As the industry (or at least parts of it) and the federal government face off over forthcoming 2017-2025 CAFE/emissions standards, a Center for Automotive Research study is getting more play than ever from an industry that seeks to portray the high cost of fuel economy improvements as being not worth the additional costs to consumers. CAR has yet to publish its full study, but it’s clearly intended to counter an offensive from groups like the Consumer Federation of America, which uses its own study to show that CAFE regulation will actually save consumers money. This battle, over the cost to industry and consumers of passing a 62 MPG standard for 2025, has been playing out for months now, and will continue to go back and forth over the rest of this summer. And sure enough, the Union of Concerned Scientists and the National Resources Defense Council have both hit back against the CAR study, calling it “industry-advocate propaganda” in the Detroit News and arguing that it underestimates future reductions in technology costs.

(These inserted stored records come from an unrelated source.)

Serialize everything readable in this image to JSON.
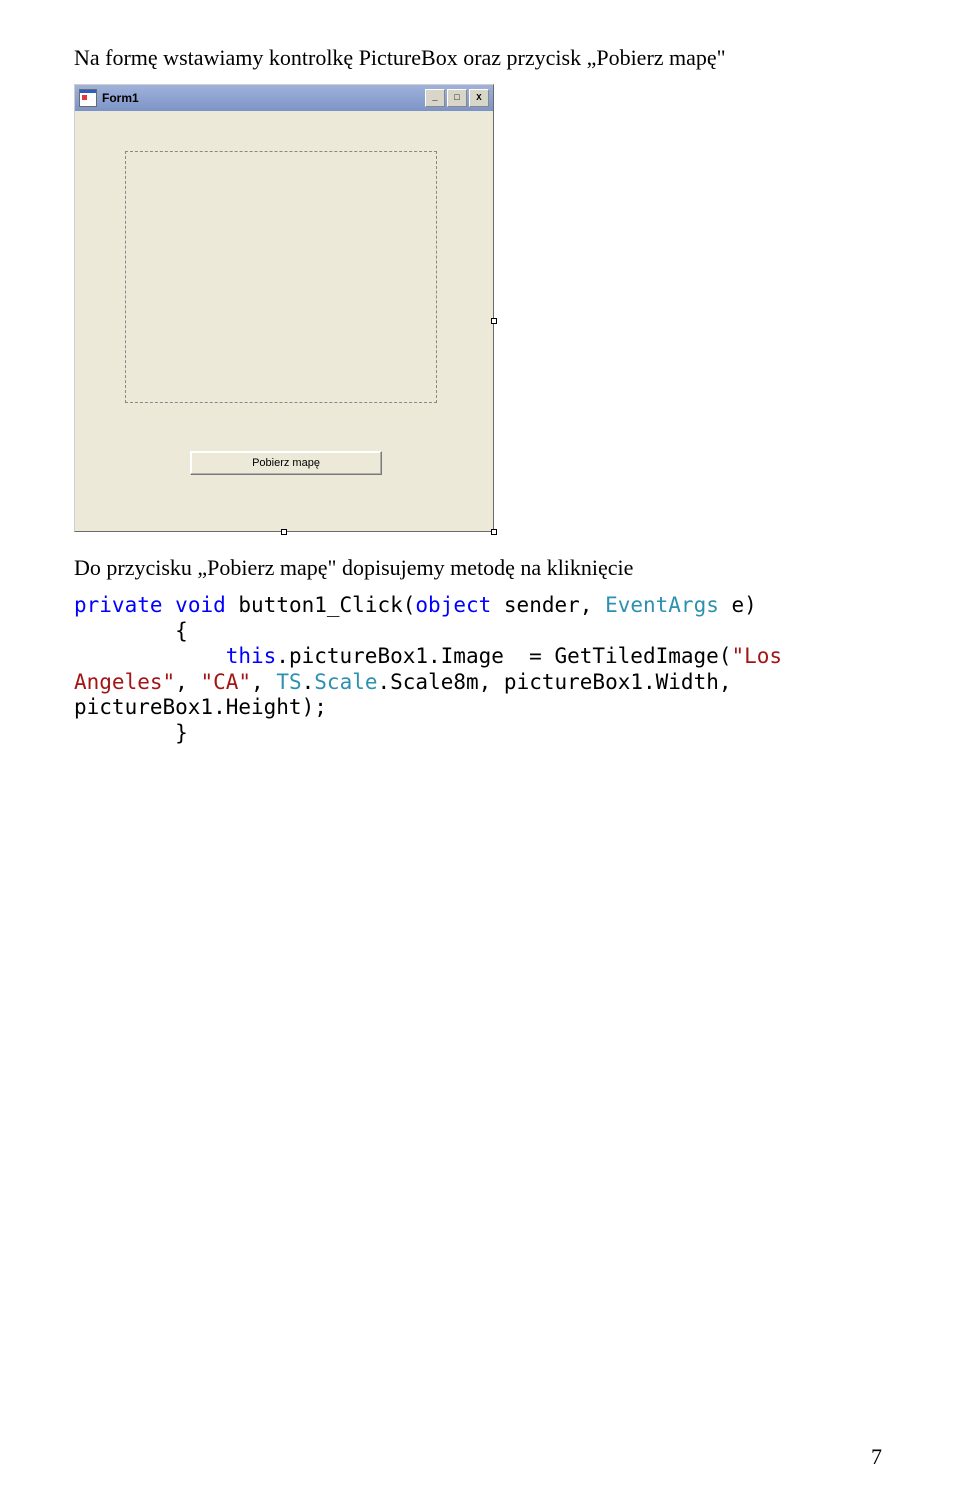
{
  "para1": "Na formę wstawiamy kontrolkę PictureBox oraz przycisk „Pobierz mapę\"",
  "form": {
    "title": "Form1",
    "minimize": "_",
    "maximize": "□",
    "close": "X",
    "button_label": "Pobierz mapę"
  },
  "para2": "Do przycisku „Pobierz mapę\" dopisujemy metodę na kliknięcie",
  "code": {
    "kw_private": "private",
    "kw_void": "void",
    "method": " button1_Click(",
    "kw_object": "object",
    "sender": " sender, ",
    "typ_eventargs": "EventArgs",
    "e_close": " e)",
    "brace_open": "        {",
    "this_call_lead": "            ",
    "kw_this": "this",
    "pb_assign": ".pictureBox1.Image  = GetTiledImage(",
    "str1": "\"Los \n",
    "angeles_line_start": "Angeles\"",
    "comma1": ", ",
    "str2": "\"CA\"",
    "comma2": ", ",
    "typ_ts": "TS",
    "dot_scale": ".",
    "typ_scale": "Scale",
    "rest": ".Scale8m, pictureBox1.Width, ",
    "last_line": "pictureBox1.Height);",
    "brace_close": "        }"
  },
  "pagenum": "7"
}
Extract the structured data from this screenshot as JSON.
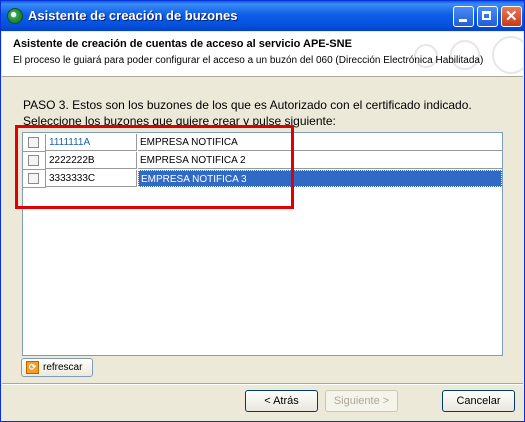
{
  "window": {
    "title": "Asistente de creación de buzones"
  },
  "header": {
    "title": "Asistente de creación de cuentas de acceso al servicio APE-SNE",
    "subtitle": "El proceso le guiará para poder configurar el acceso a un buzón del 060 (Dirección Electrónica Habilitada)"
  },
  "content": {
    "step_text": "PASO 3.  Estos son los buzones de los que es Autorizado con el certificado indicado.",
    "instruction": "Seleccione los buzones que quiere crear y pulse siguiente:"
  },
  "mailboxes": [
    {
      "id": "1111111A",
      "name": "EMPRESA NOTIFICA",
      "checked": false
    },
    {
      "id": "2222222B",
      "name": "EMPRESA NOTIFICA 2",
      "checked": false
    },
    {
      "id": "3333333C",
      "name": "EMPRESA NOTIFICA 3",
      "checked": false,
      "selected": true
    }
  ],
  "refresh_button": {
    "label": "refrescar"
  },
  "buttons": {
    "back": "< Atrás",
    "next": "Siguiente >",
    "cancel": "Cancelar"
  },
  "colors": {
    "titlebar": "#0a5de0",
    "selection": "#316ac5",
    "highlight_box": "#e00000"
  }
}
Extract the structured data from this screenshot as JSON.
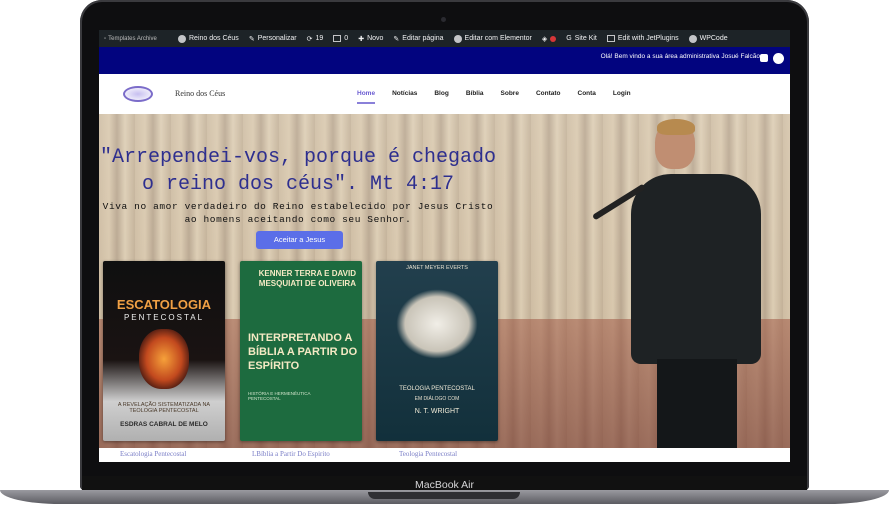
{
  "device": {
    "model": "MacBook Air"
  },
  "adminbar": {
    "logo_alt": "Templates Archive",
    "items": [
      {
        "label": "Reino dos Céus",
        "icon": "home-icon"
      },
      {
        "label": "Personalizar",
        "icon": "brush-icon"
      },
      {
        "label": "19",
        "icon": "updates-icon"
      },
      {
        "label": "0",
        "icon": "comment-icon"
      },
      {
        "label": "Novo",
        "icon": "plus-icon"
      },
      {
        "label": "Editar página",
        "icon": "pencil-icon"
      },
      {
        "label": "Editar com Elementor",
        "icon": "elementor-icon"
      },
      {
        "label": "Site Kit",
        "icon": "google-icon"
      },
      {
        "label": "Edit with JetPlugins",
        "icon": "jet-icon"
      },
      {
        "label": "WPCode",
        "icon": "wpcode-icon"
      }
    ]
  },
  "welcome": {
    "text": "Olá! Bem vindo a sua área administrativa Josué Falcão"
  },
  "header": {
    "site_title": "Reino dos Céus",
    "nav": [
      "Home",
      "Notícias",
      "Blog",
      "Bíblia",
      "Sobre",
      "Contato",
      "Conta",
      "Login"
    ],
    "active": "Home"
  },
  "hero": {
    "quote": "\"Arrependei-vos, porque é chegado o reino dos céus\". Mt 4:17",
    "subtitle": "Viva no amor verdadeiro do Reino estabelecido por Jesus Cristo ao homens aceitando como seu Senhor.",
    "cta": "Aceitar a Jesus"
  },
  "books": [
    {
      "title": "ESCATOLOGIA",
      "subtitle": "PENTECOSTAL",
      "tagline": "A REVELAÇÃO SISTEMATIZADA NA TEOLOGIA PENTECOSTAL",
      "author": "ESDRAS CABRAL DE MELO",
      "caption": "Escatologia Pentecostal"
    },
    {
      "author": "KENNER TERRA E DAVID MESQUIATI DE OLIVEIRA",
      "title": "INTERPRETANDO A BÍBLIA A PARTIR DO ESPÍRITO",
      "subtitle": "HISTÓRIA E HERMENÊUTICA PENTECOSTAL",
      "caption": "LBíblia a Partir Do Espirito"
    },
    {
      "author": "JANET MEYER EVERTS",
      "title": "TEOLOGIA PENTECOSTAL",
      "subtitle": "EM DIÁLOGO COM",
      "name": "N. T. WRIGHT",
      "caption": "Teologia Pentecostal"
    }
  ],
  "colors": {
    "admin_bar": "#1d2327",
    "welcome_bar": "#02047f",
    "accent": "#5b6ee8",
    "quote": "#2e2f8f"
  }
}
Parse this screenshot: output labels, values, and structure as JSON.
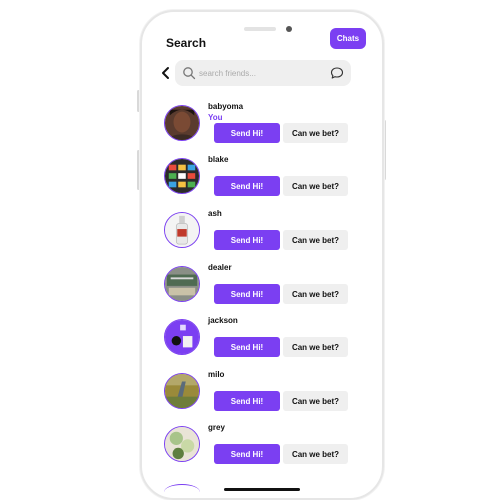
{
  "header": {
    "title": "Search",
    "chats_label": "Chats"
  },
  "search": {
    "placeholder": "search friends..."
  },
  "icons": {
    "back": "chevron-left-icon",
    "search": "search-icon",
    "chat": "chat-bubble-icon"
  },
  "colors": {
    "accent": "#7b3ff2",
    "button_secondary": "#efefef"
  },
  "users": [
    {
      "name": "babyoma",
      "tag": "You",
      "send_label": "Send Hi!",
      "bet_label": "Can we bet?"
    },
    {
      "name": "blake",
      "tag": "",
      "send_label": "Send Hi!",
      "bet_label": "Can we bet?"
    },
    {
      "name": "ash",
      "tag": "",
      "send_label": "Send Hi!",
      "bet_label": "Can we bet?"
    },
    {
      "name": "dealer",
      "tag": "",
      "send_label": "Send Hi!",
      "bet_label": "Can we bet?"
    },
    {
      "name": "jackson",
      "tag": "",
      "send_label": "Send Hi!",
      "bet_label": "Can we bet?"
    },
    {
      "name": "milo",
      "tag": "",
      "send_label": "Send Hi!",
      "bet_label": "Can we bet?"
    },
    {
      "name": "grey",
      "tag": "",
      "send_label": "Send Hi!",
      "bet_label": "Can we bet?"
    }
  ]
}
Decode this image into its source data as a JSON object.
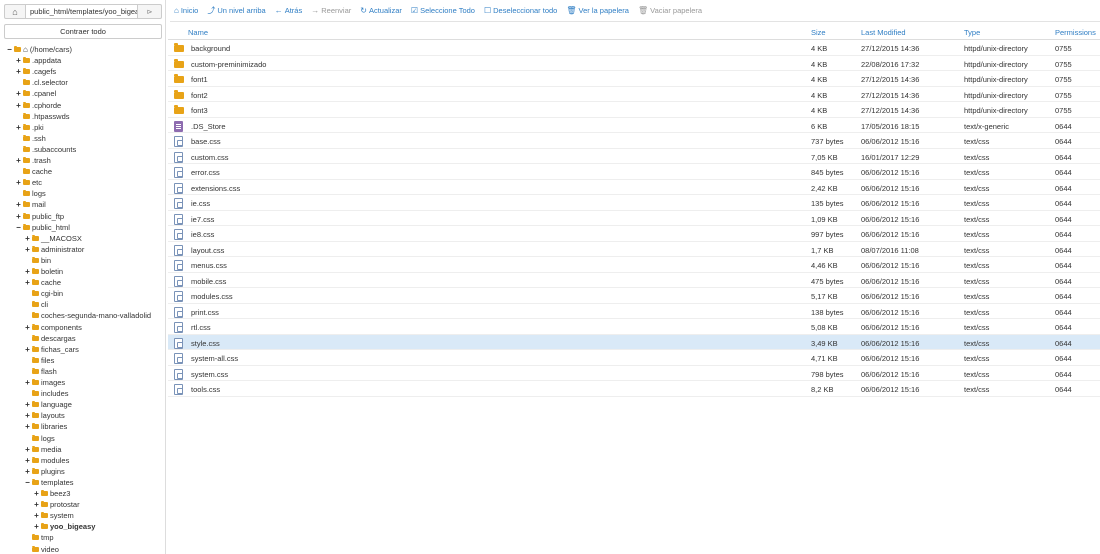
{
  "sidebar": {
    "path_value": "public_html/templates/yoo_bigeasy",
    "collapse_label": "Contraer todo",
    "tree": [
      {
        "label": "(/home/cars)",
        "depth": 0,
        "toggle": "−",
        "home": true
      },
      {
        "label": ".appdata",
        "depth": 1,
        "toggle": "+"
      },
      {
        "label": ".cagefs",
        "depth": 1,
        "toggle": "+"
      },
      {
        "label": ".cl.selector",
        "depth": 1,
        "toggle": ""
      },
      {
        "label": ".cpanel",
        "depth": 1,
        "toggle": "+"
      },
      {
        "label": ".cphorde",
        "depth": 1,
        "toggle": "+"
      },
      {
        "label": ".htpasswds",
        "depth": 1,
        "toggle": ""
      },
      {
        "label": ".pki",
        "depth": 1,
        "toggle": "+"
      },
      {
        "label": ".ssh",
        "depth": 1,
        "toggle": ""
      },
      {
        "label": ".subaccounts",
        "depth": 1,
        "toggle": ""
      },
      {
        "label": ".trash",
        "depth": 1,
        "toggle": "+"
      },
      {
        "label": "cache",
        "depth": 1,
        "toggle": ""
      },
      {
        "label": "etc",
        "depth": 1,
        "toggle": "+"
      },
      {
        "label": "logs",
        "depth": 1,
        "toggle": ""
      },
      {
        "label": "mail",
        "depth": 1,
        "toggle": "+"
      },
      {
        "label": "public_ftp",
        "depth": 1,
        "toggle": "+"
      },
      {
        "label": "public_html",
        "depth": 1,
        "toggle": "−"
      },
      {
        "label": "__MACOSX",
        "depth": 2,
        "toggle": "+"
      },
      {
        "label": "administrator",
        "depth": 2,
        "toggle": "+"
      },
      {
        "label": "bin",
        "depth": 2,
        "toggle": ""
      },
      {
        "label": "boletin",
        "depth": 2,
        "toggle": "+"
      },
      {
        "label": "cache",
        "depth": 2,
        "toggle": "+"
      },
      {
        "label": "cgi-bin",
        "depth": 2,
        "toggle": ""
      },
      {
        "label": "cli",
        "depth": 2,
        "toggle": ""
      },
      {
        "label": "coches-segunda-mano-valladolid",
        "depth": 2,
        "toggle": ""
      },
      {
        "label": "components",
        "depth": 2,
        "toggle": "+"
      },
      {
        "label": "descargas",
        "depth": 2,
        "toggle": ""
      },
      {
        "label": "fichas_cars",
        "depth": 2,
        "toggle": "+"
      },
      {
        "label": "files",
        "depth": 2,
        "toggle": ""
      },
      {
        "label": "flash",
        "depth": 2,
        "toggle": ""
      },
      {
        "label": "images",
        "depth": 2,
        "toggle": "+"
      },
      {
        "label": "includes",
        "depth": 2,
        "toggle": ""
      },
      {
        "label": "language",
        "depth": 2,
        "toggle": "+"
      },
      {
        "label": "layouts",
        "depth": 2,
        "toggle": "+"
      },
      {
        "label": "libraries",
        "depth": 2,
        "toggle": "+"
      },
      {
        "label": "logs",
        "depth": 2,
        "toggle": ""
      },
      {
        "label": "media",
        "depth": 2,
        "toggle": "+"
      },
      {
        "label": "modules",
        "depth": 2,
        "toggle": "+"
      },
      {
        "label": "plugins",
        "depth": 2,
        "toggle": "+"
      },
      {
        "label": "templates",
        "depth": 2,
        "toggle": "−"
      },
      {
        "label": "beez3",
        "depth": 3,
        "toggle": "+"
      },
      {
        "label": "protostar",
        "depth": 3,
        "toggle": "+"
      },
      {
        "label": "system",
        "depth": 3,
        "toggle": "+"
      },
      {
        "label": "yoo_bigeasy",
        "depth": 3,
        "toggle": "+",
        "bold": true
      },
      {
        "label": "tmp",
        "depth": 2,
        "toggle": ""
      },
      {
        "label": "video",
        "depth": 2,
        "toggle": ""
      }
    ]
  },
  "toolbar": [
    {
      "icon": "home-icon",
      "glyph": "⌂",
      "label": "Inicio",
      "disabled": false
    },
    {
      "icon": "level-up-icon",
      "glyph": "⤴",
      "label": "Un nivel arriba",
      "disabled": false
    },
    {
      "icon": "arrow-left-icon",
      "glyph": "←",
      "label": "Atrás",
      "disabled": false
    },
    {
      "icon": "arrow-right-icon",
      "glyph": "→",
      "label": "Reenviar",
      "disabled": true
    },
    {
      "icon": "refresh-icon",
      "glyph": "↻",
      "label": "Actualizar",
      "disabled": false
    },
    {
      "icon": "check-square-icon",
      "glyph": "☑",
      "label": "Seleccione Todo",
      "disabled": false
    },
    {
      "icon": "square-icon",
      "glyph": "☐",
      "label": "Deseleccionar todo",
      "disabled": false
    },
    {
      "icon": "trash-icon",
      "glyph": "🗑",
      "label": "Ver la papelera",
      "disabled": false
    },
    {
      "icon": "trash-empty-icon",
      "glyph": "🗑",
      "label": "Vaciar papelera",
      "disabled": true
    }
  ],
  "table": {
    "headers": {
      "name": "Name",
      "size": "Size",
      "modified": "Last Modified",
      "type": "Type",
      "perms": "Permissions"
    },
    "rows": [
      {
        "name": "background",
        "size": "4 KB",
        "modified": "27/12/2015 14:36",
        "type": "httpd/unix-directory",
        "perms": "0755",
        "kind": "folder"
      },
      {
        "name": "custom-preminimizado",
        "size": "4 KB",
        "modified": "22/08/2016 17:32",
        "type": "httpd/unix-directory",
        "perms": "0755",
        "kind": "folder"
      },
      {
        "name": "font1",
        "size": "4 KB",
        "modified": "27/12/2015 14:36",
        "type": "httpd/unix-directory",
        "perms": "0755",
        "kind": "folder"
      },
      {
        "name": "font2",
        "size": "4 KB",
        "modified": "27/12/2015 14:36",
        "type": "httpd/unix-directory",
        "perms": "0755",
        "kind": "folder"
      },
      {
        "name": "font3",
        "size": "4 KB",
        "modified": "27/12/2015 14:36",
        "type": "httpd/unix-directory",
        "perms": "0755",
        "kind": "folder"
      },
      {
        "name": ".DS_Store",
        "size": "6 KB",
        "modified": "17/05/2016 18:15",
        "type": "text/x-generic",
        "perms": "0644",
        "kind": "generic"
      },
      {
        "name": "base.css",
        "size": "737 bytes",
        "modified": "06/06/2012 15:16",
        "type": "text/css",
        "perms": "0644",
        "kind": "css"
      },
      {
        "name": "custom.css",
        "size": "7,05 KB",
        "modified": "16/01/2017 12:29",
        "type": "text/css",
        "perms": "0644",
        "kind": "css"
      },
      {
        "name": "error.css",
        "size": "845 bytes",
        "modified": "06/06/2012 15:16",
        "type": "text/css",
        "perms": "0644",
        "kind": "css"
      },
      {
        "name": "extensions.css",
        "size": "2,42 KB",
        "modified": "06/06/2012 15:16",
        "type": "text/css",
        "perms": "0644",
        "kind": "css"
      },
      {
        "name": "ie.css",
        "size": "135 bytes",
        "modified": "06/06/2012 15:16",
        "type": "text/css",
        "perms": "0644",
        "kind": "css"
      },
      {
        "name": "ie7.css",
        "size": "1,09 KB",
        "modified": "06/06/2012 15:16",
        "type": "text/css",
        "perms": "0644",
        "kind": "css"
      },
      {
        "name": "ie8.css",
        "size": "997 bytes",
        "modified": "06/06/2012 15:16",
        "type": "text/css",
        "perms": "0644",
        "kind": "css"
      },
      {
        "name": "layout.css",
        "size": "1,7 KB",
        "modified": "08/07/2016 11:08",
        "type": "text/css",
        "perms": "0644",
        "kind": "css"
      },
      {
        "name": "menus.css",
        "size": "4,46 KB",
        "modified": "06/06/2012 15:16",
        "type": "text/css",
        "perms": "0644",
        "kind": "css"
      },
      {
        "name": "mobile.css",
        "size": "475 bytes",
        "modified": "06/06/2012 15:16",
        "type": "text/css",
        "perms": "0644",
        "kind": "css"
      },
      {
        "name": "modules.css",
        "size": "5,17 KB",
        "modified": "06/06/2012 15:16",
        "type": "text/css",
        "perms": "0644",
        "kind": "css"
      },
      {
        "name": "print.css",
        "size": "138 bytes",
        "modified": "06/06/2012 15:16",
        "type": "text/css",
        "perms": "0644",
        "kind": "css"
      },
      {
        "name": "rtl.css",
        "size": "5,08 KB",
        "modified": "06/06/2012 15:16",
        "type": "text/css",
        "perms": "0644",
        "kind": "css"
      },
      {
        "name": "style.css",
        "size": "3,49 KB",
        "modified": "06/06/2012 15:16",
        "type": "text/css",
        "perms": "0644",
        "kind": "css",
        "selected": true
      },
      {
        "name": "system-all.css",
        "size": "4,71 KB",
        "modified": "06/06/2012 15:16",
        "type": "text/css",
        "perms": "0644",
        "kind": "css"
      },
      {
        "name": "system.css",
        "size": "798 bytes",
        "modified": "06/06/2012 15:16",
        "type": "text/css",
        "perms": "0644",
        "kind": "css"
      },
      {
        "name": "tools.css",
        "size": "8,2 KB",
        "modified": "06/06/2012 15:16",
        "type": "text/css",
        "perms": "0644",
        "kind": "css"
      }
    ]
  }
}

When we think of China, we think of massive pollution and CO2-belching cars. Get with the program. China moves ahead at warp speed, and so do emission standards. The China 4 emission standards will become mandatory for all cars sold across China from July 1st, says China Car Times. The Chinese 4 emission standard is pretty much the same as the strict Euro 4 standard (with Chinese characteristics and a separate certification regimen.) (Read More…)